Cell reception is passable. “If you get in a tight spot, text me,” Poll said, with a wave.
The vista to the west, for fans of Florida’s native lands, has tantalized government and nonprofit authorities for decades.
Longleaf pines, nobility among the state’s flora, rise majestically from undulating seas of other native royalty, taller bluestem grass and shorter wiregrass.
The view conjures the Florida most Floridians have little idea of, an open, primeval terrain sown with aromatic, blossoming, bushy, prickly, feathery, carnivorous and fruit-bearing plants once common.
Farther west, terrain subdues into a mosaic of pasture, some manicured and some coarse, bordered by drainageways, cypress domes and oak hammocks.
DeLuca Preserve is not a preserve by the state’s definition, which prioritizes pristine conditions. Instead, the big land makes room for a mix of character.
Cattle and citrus are here and there.

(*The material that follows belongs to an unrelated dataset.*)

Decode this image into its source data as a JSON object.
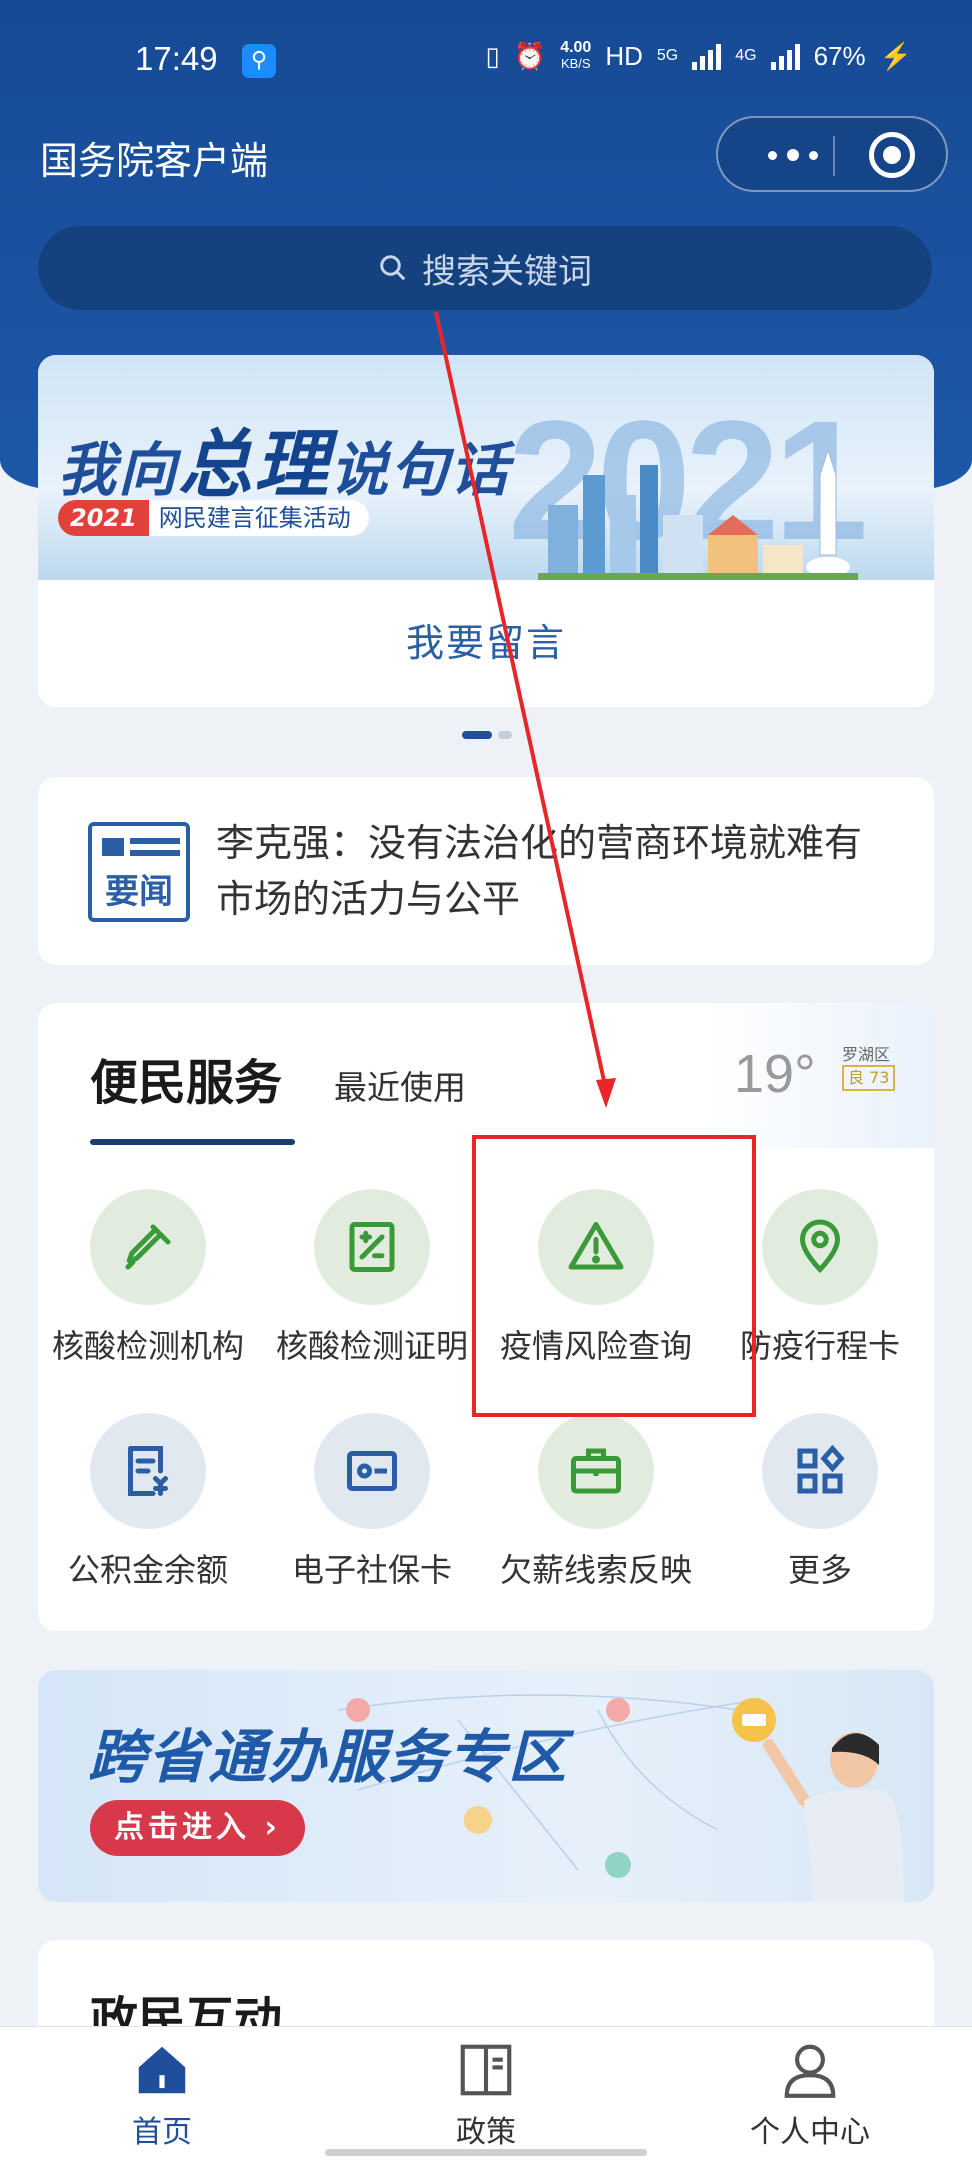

There also are crested caracaras, raptors conveying fierceness even while sporting what appears to be a toupee.
There are white-tailed kites, spectral and distinctive with what nobody forgets — volcanically red eyes.
And everywhere are yellow bobbles of musical jewelry, eastern meadowlarks.
Two decades ago, state authorities deemed parts of the property as reminiscent of pre-European times.
In 2004, they decided they really wanted to purchase the 27,000 acres for conservation and took a serious shot at it.
Also that year, the nation’s housing markets and Florida’s enthusiasm for residential development in suburban and rural places were roiling. Entrepreneurs with grand ideas for raising a new city also coveted all those acres at Yeehaw Junction in the middle of nowhere.
In 2005, would-be developers outbid conservation agents, offering a staggering $137 million.
What followed was meteoric. Many watched a spectacle of recession, feud, criminal charges and a prison sentence. When it flamed out, environmentalists knocked wood, daring to wish.
Could a place of destiny be a miracle for Florida’s nature and for generations to come?
In chapters ahead, a cast of characters provides an answer of historic proportions: a Latina bird expert from remote Mexico, a creator of a Tanzania game preserve, dwellers of ivory towers, generational ranchers, a Peace Corps veteran turned conservation soldier, a Florida photographer with a missionary’s drive, a Tampa tech entrepreneur taking on a philanthropic passion and a bunch of environmentalists with deep knowledge.
They’re here, pulling on that thick rope of braided strands to save Florida wildlands.
Kevin Spear has reported for nearly 30 years on Florida protection of environmental lands. He tent camped, explored and joined researchers at DeLuca Preserve to report this story. email@example.com
This story was produced in partnership with the Florida Climate Reporting Network, a multi-newsroom initiative formed to cover the impacts of climate change in the state.